The PGP key ID used for this release is Tim Graham: 1E8ABDC773EDE252.

Source: https://www.djangoproject.com/weblog/2015/oct/19/django-19-beta-1-released/

Django 1.9 Alpha 1 Release Date

Author: django-project-official wrote on Sept. 23, 2015, 5:52 p.m.

As part of the Django 1.9 release process, today we've released Django 1.9 alpha 1, a preview/testing package that represents the first stage in the 1.9 release cycle and an opportunity for you to try out the changes coming in Django 1.9.

Django 1.9 has a myriad of goodies which you can read about in the in-development 1.9 release notes.

This alpha milestone marks a complete feature freeze. The current release schedule calls for a beta release in about a month and a release candidate about a month from then. We'll only be able to keep this schedule if we get early and often testing from the community. Updates on the release schedule schedule are available on the django-developers mailing list.

As with all alpha and beta packages, this is not for production use. But if you'd like to take some of the new features for a spin, or to help find and fix bugs (which should be reported to the issue tracker), you can grab a copy of the alpha package from our downloads page or on PyPI. As always, signed MD5, SHA1, and SHA256 checksums of the 1.9 alpha package are available.

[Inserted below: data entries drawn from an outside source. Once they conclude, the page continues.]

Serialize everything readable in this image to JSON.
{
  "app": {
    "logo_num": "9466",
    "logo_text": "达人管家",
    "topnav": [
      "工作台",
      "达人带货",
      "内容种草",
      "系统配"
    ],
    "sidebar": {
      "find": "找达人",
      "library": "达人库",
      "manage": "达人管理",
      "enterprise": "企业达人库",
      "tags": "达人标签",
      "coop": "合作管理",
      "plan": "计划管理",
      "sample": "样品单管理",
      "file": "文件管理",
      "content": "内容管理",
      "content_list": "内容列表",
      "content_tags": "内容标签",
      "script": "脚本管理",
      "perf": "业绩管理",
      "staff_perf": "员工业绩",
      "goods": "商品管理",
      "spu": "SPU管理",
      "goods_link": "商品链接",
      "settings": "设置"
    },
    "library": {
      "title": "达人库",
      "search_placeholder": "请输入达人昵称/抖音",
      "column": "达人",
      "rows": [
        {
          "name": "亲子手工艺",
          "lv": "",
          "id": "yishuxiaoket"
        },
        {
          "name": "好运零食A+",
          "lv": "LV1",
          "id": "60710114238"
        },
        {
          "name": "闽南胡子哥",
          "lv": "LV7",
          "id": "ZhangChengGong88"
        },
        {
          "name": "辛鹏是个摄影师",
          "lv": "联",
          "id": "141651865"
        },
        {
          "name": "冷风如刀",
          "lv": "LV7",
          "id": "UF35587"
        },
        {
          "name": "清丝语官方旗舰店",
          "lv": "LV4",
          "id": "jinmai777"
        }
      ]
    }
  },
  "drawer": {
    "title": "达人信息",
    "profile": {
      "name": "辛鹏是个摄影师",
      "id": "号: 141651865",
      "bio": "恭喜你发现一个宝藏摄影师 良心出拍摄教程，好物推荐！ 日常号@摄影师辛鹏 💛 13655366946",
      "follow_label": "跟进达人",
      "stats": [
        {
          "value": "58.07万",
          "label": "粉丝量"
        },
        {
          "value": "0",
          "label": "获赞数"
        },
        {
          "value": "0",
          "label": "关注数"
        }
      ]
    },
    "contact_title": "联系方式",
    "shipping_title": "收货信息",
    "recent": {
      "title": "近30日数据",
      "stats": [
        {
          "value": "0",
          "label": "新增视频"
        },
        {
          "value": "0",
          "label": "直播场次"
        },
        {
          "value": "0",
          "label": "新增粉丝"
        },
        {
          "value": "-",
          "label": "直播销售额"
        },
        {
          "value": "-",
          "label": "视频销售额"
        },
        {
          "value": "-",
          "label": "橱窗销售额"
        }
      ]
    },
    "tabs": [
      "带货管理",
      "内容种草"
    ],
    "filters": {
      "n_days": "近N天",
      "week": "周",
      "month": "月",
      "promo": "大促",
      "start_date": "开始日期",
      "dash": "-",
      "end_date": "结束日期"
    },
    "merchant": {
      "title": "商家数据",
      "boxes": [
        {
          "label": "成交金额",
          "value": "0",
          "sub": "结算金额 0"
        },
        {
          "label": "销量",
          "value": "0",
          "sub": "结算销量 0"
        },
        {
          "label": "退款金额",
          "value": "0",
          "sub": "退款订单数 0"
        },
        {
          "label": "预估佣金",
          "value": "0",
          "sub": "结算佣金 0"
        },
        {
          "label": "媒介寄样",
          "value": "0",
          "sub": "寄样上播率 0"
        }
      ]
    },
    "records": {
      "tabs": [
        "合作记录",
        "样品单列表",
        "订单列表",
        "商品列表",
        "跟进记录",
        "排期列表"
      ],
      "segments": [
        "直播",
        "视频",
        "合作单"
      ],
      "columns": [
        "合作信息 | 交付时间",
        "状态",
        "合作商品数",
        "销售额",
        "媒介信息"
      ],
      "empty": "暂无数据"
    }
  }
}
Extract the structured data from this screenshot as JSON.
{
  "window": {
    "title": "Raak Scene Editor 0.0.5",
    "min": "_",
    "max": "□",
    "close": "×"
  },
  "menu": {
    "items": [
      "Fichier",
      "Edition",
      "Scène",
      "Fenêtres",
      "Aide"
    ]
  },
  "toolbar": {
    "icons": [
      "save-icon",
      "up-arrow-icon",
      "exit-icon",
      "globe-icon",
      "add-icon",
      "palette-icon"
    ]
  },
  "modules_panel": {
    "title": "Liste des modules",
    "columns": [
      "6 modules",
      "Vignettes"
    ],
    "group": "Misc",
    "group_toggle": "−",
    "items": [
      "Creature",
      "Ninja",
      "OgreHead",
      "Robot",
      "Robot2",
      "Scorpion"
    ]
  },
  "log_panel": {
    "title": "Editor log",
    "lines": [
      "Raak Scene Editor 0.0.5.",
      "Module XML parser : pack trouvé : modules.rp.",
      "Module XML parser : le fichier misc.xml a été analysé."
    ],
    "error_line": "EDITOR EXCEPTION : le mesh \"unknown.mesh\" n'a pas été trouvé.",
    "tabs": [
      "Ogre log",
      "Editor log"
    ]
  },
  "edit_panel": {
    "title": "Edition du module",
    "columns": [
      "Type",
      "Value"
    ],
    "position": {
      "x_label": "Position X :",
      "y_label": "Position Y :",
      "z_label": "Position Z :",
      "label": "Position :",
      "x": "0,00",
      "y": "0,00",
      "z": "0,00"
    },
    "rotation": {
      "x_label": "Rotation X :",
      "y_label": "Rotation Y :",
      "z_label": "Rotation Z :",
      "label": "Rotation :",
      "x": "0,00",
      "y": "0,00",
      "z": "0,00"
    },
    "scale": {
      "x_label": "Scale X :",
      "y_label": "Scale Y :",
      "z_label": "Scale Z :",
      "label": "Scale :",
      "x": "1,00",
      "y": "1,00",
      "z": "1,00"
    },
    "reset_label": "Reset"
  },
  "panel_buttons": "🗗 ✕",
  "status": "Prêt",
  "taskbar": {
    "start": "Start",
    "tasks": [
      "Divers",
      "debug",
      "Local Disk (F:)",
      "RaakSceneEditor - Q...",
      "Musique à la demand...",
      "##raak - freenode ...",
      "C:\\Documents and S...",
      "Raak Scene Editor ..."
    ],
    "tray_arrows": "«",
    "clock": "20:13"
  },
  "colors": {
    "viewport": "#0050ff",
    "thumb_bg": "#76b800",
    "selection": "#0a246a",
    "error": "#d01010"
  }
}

The PGP key ID used for this release is Tim Graham: 1E8ABDC773EDE252.

Source: https://www.djangoproject.com/weblog/2015/sep/23/django-19-alpha-1-released/

Happy 10th Birthday, Django!

Author: django-project-official wrote on July 13, 2015, 3:29 p.m.

10 years ago, just before lunch on July 13, 2005, Jacob Kaplan-Moss made the first commit to the public repository that would become Django. This was followed by a series of commits by Adrian Holovaty importing from the private repository where Django had lived up to that point.

I don't think anyone could have predicted what would happen in the 10 years that followed that commit. The project has grown from a handful of developers working in Lawrence, Kansas, to an international team of contributors. The leadership team has moved from 2 BDFLs to a large group, with elected leaders. We've established the not-for-profit Django Software Foundation to steward the future of the framework, and to raise funds. Those funds have been used to help the community grow, and to pay the salary of a Django Fellow to keep on top of contributions.

There are three dedicated DjangoCon conferences (in the US, Europe and Australia) held around the world every year, and countless Django-focussed user groups and smaller events all over the world. These events attract hundreds of attendees. There is also strong Django presence at PyCons and other Python meetups.

The community has also become a leader in social change. We've adopted a Code of Conduct and a Diversity policy to address issues of harassment and diversity in our community. These policies are now being adopted by many other projects, often using Django's policies as a template. These policies are also backed up by actions - events like DjangoGirls directly address issues of diversity in our community.

And, of course, Django continues to be the very best web framework choice for Perfectionists with Deadlines.

Only a fool would try to predict what the next 10 years will hold. The web of 2005 is very different to the web of 2015; we can only imagine what the web of 2025 will look like. But I have no doubt that whatever the outcome, Django will still be there, helping developers turn their dreams into a digital reality.

Happy 10th birthday, Django!

Source: https://www.djangoproject.com/weblog/2015/jul/13/happy-10th-birthday-django/